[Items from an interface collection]

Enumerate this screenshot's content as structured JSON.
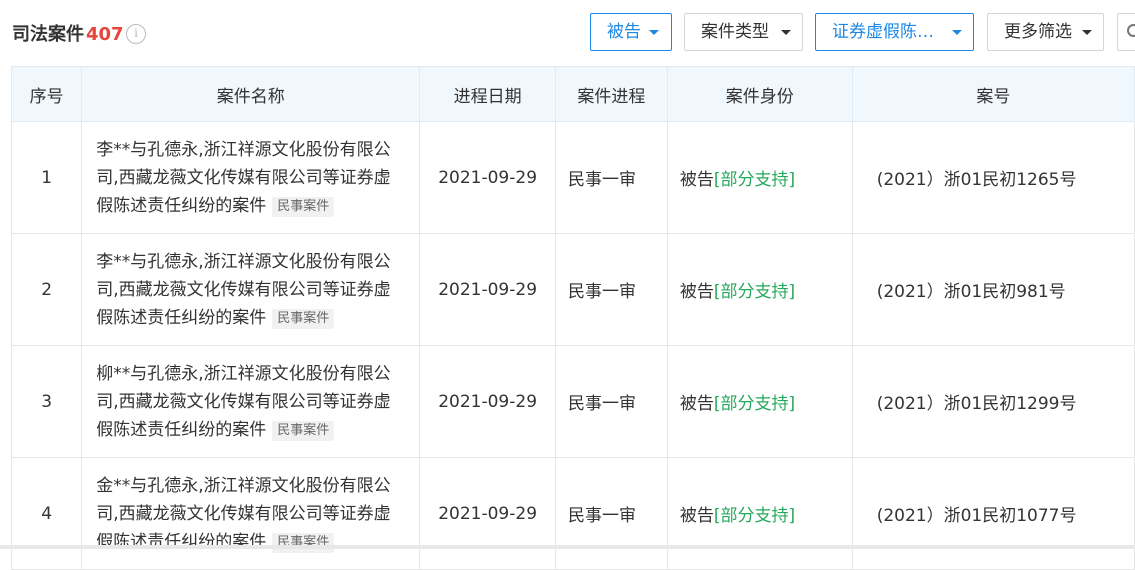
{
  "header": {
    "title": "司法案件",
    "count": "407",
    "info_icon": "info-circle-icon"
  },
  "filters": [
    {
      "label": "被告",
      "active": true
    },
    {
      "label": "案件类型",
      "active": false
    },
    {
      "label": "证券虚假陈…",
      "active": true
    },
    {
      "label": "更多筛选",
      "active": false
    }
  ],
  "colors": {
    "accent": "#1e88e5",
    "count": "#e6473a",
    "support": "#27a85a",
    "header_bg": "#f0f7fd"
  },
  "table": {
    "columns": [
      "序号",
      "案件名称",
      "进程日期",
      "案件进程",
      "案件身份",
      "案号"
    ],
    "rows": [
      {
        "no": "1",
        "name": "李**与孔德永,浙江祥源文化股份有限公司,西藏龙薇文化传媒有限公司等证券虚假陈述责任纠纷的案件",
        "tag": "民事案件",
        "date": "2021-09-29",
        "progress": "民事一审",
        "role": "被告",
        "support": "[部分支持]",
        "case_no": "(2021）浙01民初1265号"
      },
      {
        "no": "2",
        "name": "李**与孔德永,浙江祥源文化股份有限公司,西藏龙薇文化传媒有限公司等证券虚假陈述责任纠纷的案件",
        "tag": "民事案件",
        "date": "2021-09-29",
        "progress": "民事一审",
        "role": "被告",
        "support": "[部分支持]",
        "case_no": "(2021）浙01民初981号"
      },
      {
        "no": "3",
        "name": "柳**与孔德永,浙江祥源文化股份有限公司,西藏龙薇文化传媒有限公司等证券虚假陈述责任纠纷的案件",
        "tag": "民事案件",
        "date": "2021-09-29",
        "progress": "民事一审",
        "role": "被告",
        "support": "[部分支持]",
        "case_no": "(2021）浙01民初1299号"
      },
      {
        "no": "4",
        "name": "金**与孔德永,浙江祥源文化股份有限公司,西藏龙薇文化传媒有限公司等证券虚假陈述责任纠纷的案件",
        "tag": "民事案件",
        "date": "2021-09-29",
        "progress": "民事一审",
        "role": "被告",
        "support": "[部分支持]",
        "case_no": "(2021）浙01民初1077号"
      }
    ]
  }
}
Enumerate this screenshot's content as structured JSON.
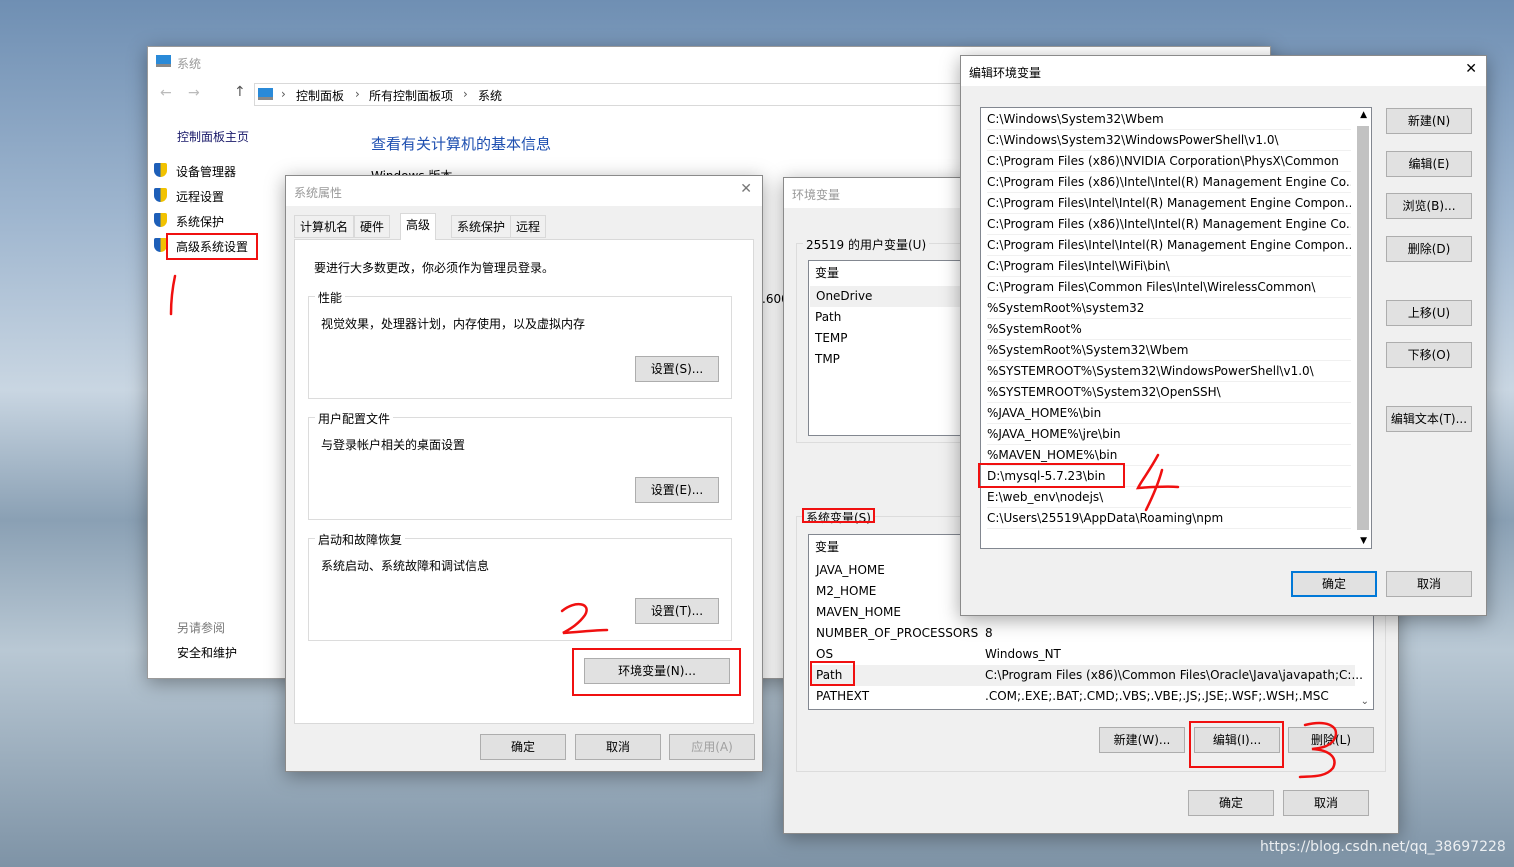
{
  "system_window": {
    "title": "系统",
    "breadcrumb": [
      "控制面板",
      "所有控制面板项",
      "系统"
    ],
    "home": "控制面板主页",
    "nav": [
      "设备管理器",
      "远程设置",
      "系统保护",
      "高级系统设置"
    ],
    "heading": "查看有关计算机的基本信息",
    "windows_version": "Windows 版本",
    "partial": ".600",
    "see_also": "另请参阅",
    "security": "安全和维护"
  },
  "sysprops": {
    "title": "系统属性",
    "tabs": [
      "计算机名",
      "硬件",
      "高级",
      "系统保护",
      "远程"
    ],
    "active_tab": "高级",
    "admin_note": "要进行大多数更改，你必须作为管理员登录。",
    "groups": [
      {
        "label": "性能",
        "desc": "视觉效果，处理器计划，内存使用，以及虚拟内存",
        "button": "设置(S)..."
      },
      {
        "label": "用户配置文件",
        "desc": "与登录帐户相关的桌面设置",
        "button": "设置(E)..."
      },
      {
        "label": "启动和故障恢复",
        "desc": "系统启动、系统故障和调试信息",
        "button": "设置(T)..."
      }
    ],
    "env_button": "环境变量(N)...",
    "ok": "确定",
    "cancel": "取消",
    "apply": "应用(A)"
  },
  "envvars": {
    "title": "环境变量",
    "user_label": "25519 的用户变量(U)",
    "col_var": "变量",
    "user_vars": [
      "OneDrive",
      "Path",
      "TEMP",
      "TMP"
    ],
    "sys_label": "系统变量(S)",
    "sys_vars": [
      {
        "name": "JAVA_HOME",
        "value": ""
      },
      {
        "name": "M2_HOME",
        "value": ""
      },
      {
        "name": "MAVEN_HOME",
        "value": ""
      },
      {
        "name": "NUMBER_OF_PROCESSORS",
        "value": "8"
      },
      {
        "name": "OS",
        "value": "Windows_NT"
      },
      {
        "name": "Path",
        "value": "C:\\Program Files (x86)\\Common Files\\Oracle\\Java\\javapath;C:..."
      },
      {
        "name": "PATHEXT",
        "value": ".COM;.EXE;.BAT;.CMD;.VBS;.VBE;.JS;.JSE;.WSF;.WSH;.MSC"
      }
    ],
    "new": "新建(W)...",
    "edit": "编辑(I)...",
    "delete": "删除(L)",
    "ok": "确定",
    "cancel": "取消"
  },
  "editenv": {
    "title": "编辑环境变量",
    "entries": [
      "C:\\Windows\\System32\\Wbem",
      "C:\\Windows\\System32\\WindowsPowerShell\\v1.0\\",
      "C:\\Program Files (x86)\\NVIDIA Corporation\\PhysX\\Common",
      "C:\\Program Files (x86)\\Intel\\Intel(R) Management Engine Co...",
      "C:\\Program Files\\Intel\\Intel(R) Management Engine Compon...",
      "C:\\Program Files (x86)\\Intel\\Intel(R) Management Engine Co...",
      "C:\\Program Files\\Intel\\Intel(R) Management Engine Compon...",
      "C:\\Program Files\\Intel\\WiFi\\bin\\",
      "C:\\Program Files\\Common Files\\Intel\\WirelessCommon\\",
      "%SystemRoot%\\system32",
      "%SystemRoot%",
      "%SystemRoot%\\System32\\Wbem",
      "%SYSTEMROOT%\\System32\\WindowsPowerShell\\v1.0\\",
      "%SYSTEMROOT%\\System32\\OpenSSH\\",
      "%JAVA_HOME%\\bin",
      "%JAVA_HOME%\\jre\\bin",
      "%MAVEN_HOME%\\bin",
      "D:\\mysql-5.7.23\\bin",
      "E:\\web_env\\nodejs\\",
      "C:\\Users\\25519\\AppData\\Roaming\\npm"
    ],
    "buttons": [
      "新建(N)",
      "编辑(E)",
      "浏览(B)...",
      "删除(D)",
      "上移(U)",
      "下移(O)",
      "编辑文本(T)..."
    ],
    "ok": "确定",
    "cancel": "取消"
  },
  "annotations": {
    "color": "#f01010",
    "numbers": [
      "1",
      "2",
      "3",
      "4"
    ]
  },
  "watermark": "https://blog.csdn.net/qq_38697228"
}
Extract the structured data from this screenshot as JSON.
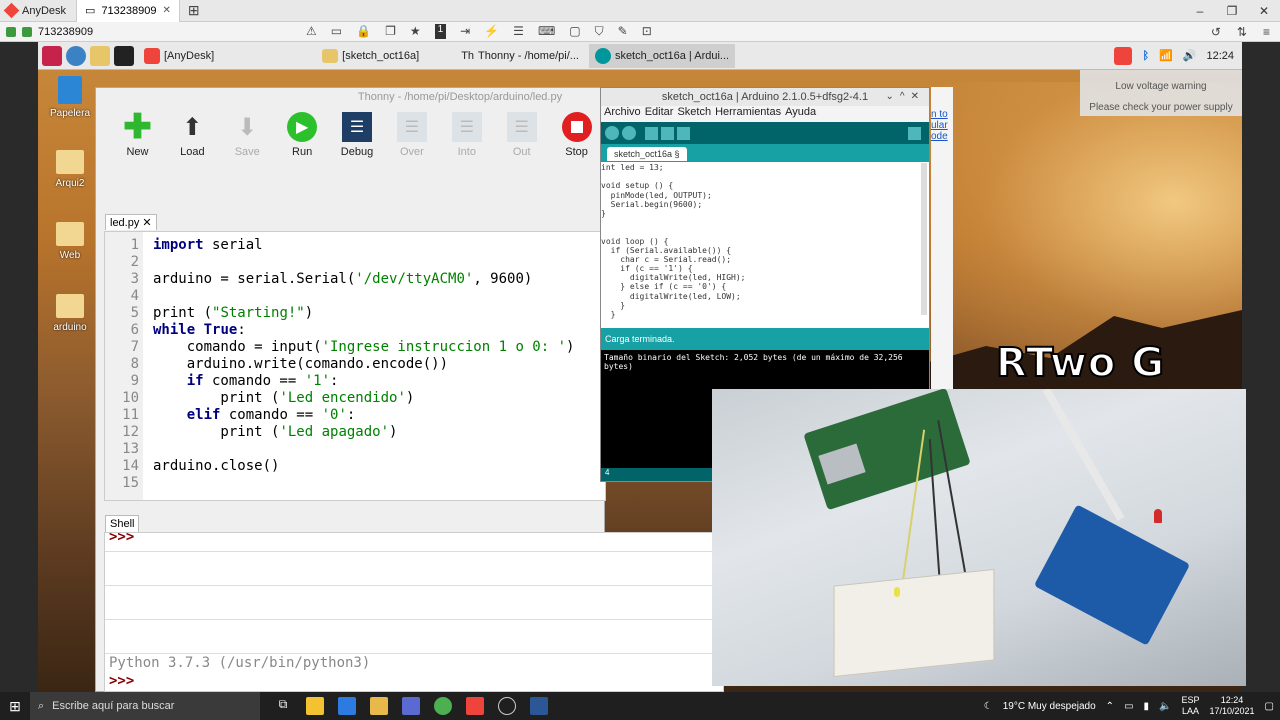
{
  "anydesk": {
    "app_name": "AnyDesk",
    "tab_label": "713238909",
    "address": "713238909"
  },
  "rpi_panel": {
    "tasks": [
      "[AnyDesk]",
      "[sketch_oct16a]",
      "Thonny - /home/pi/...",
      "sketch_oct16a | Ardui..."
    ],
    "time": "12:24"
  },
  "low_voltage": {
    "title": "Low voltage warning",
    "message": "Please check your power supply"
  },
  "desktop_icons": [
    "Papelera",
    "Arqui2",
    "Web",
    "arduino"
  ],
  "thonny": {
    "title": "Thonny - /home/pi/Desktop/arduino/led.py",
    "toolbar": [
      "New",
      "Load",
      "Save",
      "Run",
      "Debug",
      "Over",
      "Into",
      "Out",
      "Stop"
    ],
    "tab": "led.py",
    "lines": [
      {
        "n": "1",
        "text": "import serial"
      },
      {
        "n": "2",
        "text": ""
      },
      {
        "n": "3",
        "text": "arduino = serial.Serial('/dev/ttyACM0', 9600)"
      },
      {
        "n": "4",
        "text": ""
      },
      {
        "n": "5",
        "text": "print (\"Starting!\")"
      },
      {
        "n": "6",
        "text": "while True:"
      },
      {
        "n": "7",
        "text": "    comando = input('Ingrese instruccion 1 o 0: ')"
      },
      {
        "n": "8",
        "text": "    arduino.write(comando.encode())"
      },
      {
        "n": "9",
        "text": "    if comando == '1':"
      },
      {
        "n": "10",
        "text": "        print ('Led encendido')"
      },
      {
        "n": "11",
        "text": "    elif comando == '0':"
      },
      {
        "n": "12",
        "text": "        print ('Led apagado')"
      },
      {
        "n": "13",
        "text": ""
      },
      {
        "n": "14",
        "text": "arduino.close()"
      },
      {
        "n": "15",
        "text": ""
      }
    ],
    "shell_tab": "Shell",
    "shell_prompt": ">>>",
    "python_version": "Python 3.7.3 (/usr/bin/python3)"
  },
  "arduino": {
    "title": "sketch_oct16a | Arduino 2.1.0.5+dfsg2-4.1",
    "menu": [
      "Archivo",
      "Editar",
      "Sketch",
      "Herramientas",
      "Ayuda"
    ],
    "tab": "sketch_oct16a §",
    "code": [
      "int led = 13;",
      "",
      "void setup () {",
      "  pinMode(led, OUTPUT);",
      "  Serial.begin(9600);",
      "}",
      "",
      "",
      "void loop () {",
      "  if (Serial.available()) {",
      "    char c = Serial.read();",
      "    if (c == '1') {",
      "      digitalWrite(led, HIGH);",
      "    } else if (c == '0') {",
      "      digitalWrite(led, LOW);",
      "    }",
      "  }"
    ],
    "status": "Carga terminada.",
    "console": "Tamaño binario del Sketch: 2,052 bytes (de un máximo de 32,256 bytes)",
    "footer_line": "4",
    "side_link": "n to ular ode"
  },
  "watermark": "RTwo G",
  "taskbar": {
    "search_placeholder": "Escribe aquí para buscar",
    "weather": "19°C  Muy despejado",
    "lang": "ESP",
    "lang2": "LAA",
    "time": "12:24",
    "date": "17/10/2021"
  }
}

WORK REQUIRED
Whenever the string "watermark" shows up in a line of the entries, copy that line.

OUTPUT
  "watermark": "https://blog.csdn.net/qq_38697228"
  "watermark": "RTwo G",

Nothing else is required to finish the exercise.